Top of EXTRACTED RECORDS

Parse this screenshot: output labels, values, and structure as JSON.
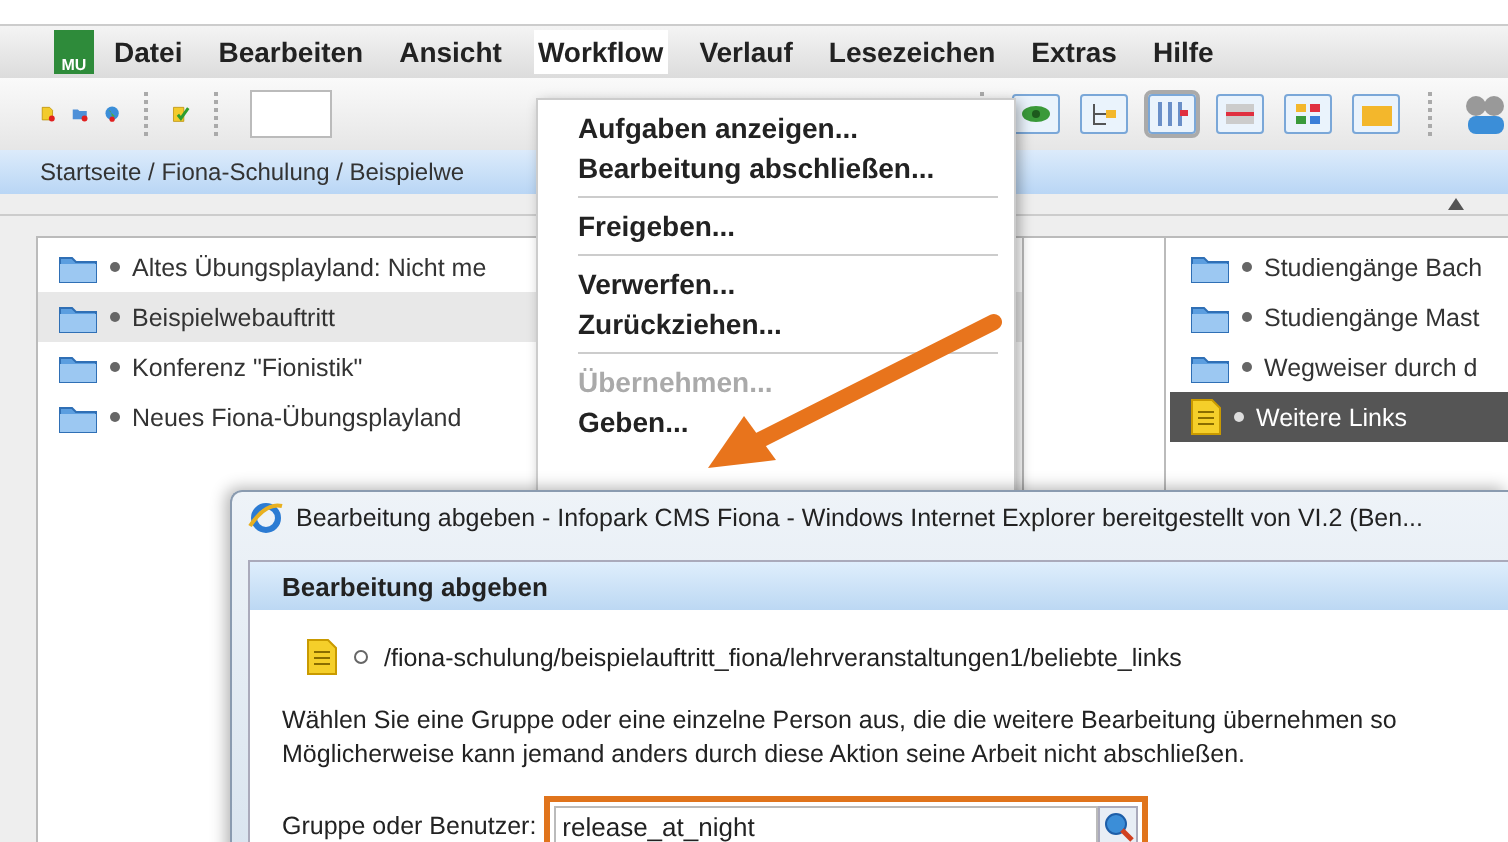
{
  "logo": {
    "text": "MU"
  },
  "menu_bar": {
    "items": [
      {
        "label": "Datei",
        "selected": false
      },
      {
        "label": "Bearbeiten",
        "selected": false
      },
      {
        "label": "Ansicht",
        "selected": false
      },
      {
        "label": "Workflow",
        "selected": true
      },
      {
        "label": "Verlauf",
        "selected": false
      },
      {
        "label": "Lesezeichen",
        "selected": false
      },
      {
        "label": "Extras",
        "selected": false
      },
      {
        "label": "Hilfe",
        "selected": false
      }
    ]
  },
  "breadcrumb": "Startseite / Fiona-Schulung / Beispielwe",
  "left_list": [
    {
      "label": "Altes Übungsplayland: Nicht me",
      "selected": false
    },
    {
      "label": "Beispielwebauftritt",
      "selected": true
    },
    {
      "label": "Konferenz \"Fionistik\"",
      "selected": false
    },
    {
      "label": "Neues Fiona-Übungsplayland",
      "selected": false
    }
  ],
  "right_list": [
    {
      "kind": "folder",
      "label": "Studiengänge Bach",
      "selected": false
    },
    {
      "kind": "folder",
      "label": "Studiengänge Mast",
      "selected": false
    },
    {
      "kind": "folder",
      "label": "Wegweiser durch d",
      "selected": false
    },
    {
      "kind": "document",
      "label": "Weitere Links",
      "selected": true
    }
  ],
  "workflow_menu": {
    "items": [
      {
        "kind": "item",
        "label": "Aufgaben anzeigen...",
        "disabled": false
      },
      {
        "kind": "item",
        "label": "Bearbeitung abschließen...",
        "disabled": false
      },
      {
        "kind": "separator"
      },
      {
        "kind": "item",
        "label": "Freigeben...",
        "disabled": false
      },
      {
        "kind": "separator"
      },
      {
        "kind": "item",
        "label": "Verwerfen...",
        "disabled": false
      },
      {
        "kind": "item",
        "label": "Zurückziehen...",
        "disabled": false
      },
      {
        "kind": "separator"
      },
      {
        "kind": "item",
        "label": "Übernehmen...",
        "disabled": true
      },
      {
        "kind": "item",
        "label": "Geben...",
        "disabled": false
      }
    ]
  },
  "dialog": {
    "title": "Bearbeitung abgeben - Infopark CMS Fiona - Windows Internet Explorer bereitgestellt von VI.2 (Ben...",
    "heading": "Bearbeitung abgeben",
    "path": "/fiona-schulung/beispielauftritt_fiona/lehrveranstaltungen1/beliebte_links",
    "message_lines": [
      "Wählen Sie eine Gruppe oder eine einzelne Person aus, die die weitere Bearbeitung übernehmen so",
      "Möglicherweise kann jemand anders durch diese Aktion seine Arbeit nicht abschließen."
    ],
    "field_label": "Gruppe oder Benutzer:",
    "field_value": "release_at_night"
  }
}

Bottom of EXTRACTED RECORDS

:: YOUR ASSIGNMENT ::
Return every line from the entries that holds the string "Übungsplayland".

:: SOLUTION TO THE EXERCISE ::
      "label": "Altes Übungsplayland: Nicht me",
      "label": "Neues Fiona-Übungsplayland",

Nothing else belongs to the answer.